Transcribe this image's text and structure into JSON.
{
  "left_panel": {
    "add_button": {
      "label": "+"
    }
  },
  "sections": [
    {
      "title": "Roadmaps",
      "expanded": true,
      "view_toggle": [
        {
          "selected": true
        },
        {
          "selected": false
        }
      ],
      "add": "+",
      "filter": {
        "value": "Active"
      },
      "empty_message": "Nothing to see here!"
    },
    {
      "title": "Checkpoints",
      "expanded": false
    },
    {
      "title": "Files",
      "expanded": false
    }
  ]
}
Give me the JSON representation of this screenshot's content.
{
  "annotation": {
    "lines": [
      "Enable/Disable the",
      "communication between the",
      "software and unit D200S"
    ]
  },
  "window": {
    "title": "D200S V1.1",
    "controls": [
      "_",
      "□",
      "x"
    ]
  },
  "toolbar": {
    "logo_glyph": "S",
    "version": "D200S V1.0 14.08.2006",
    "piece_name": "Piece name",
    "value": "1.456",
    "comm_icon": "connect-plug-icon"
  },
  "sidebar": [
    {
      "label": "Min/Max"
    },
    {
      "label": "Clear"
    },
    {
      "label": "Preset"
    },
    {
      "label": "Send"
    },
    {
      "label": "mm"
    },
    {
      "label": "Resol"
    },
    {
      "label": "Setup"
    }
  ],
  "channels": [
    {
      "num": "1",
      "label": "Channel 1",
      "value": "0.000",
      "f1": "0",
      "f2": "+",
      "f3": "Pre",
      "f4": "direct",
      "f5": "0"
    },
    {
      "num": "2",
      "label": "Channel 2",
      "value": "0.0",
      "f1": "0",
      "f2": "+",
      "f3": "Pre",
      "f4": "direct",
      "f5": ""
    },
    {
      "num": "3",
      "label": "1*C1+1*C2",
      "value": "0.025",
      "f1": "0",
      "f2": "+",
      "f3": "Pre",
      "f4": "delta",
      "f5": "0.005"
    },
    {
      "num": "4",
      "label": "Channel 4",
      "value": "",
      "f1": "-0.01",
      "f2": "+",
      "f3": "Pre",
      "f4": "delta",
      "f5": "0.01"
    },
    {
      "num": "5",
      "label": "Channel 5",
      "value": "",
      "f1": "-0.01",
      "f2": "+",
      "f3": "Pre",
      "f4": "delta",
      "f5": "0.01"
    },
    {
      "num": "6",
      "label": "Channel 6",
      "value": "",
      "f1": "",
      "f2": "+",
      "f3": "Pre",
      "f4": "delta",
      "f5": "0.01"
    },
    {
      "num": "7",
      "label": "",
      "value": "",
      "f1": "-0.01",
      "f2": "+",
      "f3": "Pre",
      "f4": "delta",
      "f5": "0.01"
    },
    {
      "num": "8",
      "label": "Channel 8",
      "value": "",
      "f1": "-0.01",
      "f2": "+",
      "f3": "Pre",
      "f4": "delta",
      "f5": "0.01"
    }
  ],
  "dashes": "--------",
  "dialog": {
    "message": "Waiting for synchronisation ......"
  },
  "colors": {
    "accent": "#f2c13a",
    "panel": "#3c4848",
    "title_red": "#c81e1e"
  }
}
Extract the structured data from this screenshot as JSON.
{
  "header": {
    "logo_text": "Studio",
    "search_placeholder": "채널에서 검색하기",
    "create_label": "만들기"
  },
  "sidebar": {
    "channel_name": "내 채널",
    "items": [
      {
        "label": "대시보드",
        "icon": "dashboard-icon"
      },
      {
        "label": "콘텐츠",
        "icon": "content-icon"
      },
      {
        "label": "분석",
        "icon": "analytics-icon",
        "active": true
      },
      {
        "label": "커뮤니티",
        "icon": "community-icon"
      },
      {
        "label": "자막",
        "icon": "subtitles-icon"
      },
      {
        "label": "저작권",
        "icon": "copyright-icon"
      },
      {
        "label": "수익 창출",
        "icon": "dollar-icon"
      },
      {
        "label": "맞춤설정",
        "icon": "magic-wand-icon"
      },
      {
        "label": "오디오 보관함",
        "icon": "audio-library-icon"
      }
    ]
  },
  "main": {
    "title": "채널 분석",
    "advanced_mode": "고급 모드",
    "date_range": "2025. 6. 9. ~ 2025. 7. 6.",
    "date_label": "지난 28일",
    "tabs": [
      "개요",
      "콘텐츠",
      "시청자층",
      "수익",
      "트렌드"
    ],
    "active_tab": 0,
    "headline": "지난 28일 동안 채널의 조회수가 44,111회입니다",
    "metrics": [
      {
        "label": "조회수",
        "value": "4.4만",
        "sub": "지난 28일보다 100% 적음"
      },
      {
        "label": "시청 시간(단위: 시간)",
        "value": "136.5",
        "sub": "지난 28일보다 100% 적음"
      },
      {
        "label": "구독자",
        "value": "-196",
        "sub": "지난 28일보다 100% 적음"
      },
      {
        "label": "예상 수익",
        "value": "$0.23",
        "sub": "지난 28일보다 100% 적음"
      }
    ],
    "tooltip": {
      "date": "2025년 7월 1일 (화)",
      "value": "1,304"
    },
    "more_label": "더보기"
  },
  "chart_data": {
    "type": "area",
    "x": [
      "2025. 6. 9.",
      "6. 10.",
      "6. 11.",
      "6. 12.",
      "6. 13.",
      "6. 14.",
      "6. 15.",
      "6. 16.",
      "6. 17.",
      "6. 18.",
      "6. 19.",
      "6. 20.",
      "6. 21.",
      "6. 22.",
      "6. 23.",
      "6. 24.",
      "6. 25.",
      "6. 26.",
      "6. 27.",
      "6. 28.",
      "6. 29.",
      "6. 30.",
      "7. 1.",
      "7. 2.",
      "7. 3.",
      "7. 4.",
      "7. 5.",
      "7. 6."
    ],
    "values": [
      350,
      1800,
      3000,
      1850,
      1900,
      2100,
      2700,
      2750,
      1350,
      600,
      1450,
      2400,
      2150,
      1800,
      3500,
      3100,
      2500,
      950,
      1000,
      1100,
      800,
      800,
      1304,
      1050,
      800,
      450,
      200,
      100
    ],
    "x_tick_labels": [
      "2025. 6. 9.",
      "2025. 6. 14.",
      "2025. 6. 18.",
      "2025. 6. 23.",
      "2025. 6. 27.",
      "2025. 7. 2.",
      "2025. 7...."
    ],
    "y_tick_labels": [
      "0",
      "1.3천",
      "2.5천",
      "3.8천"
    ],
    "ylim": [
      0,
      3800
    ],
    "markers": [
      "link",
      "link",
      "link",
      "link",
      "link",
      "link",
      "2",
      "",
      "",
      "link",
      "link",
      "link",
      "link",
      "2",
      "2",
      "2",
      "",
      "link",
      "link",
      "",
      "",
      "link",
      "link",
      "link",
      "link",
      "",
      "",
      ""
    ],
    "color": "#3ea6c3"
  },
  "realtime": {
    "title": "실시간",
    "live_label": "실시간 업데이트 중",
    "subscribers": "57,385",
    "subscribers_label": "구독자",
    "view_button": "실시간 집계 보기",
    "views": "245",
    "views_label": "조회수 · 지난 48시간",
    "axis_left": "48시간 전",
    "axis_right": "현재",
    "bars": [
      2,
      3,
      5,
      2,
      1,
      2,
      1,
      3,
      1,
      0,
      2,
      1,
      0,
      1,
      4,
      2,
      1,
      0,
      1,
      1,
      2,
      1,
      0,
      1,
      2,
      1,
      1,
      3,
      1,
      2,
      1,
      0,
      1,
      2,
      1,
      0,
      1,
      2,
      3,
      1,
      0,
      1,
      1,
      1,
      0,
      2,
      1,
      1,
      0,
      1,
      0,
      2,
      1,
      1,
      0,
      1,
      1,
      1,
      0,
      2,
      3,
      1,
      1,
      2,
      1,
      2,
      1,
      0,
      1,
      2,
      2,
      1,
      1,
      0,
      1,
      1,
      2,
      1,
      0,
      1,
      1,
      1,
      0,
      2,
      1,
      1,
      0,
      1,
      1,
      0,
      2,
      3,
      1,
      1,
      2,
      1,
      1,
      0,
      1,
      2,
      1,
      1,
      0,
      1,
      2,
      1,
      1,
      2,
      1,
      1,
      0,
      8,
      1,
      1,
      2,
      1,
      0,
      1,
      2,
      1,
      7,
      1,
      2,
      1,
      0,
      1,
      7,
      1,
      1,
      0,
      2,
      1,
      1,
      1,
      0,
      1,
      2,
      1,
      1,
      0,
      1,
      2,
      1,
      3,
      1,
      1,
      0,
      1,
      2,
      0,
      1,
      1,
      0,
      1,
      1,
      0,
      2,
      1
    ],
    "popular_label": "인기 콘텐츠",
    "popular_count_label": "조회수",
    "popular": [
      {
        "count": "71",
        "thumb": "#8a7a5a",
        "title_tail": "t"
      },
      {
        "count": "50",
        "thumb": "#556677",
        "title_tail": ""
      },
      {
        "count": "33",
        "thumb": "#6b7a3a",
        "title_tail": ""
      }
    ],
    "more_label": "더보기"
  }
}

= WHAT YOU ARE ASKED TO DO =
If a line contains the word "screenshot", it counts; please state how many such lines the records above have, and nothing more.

= SOLUTION TO THIS EXERCISE =
2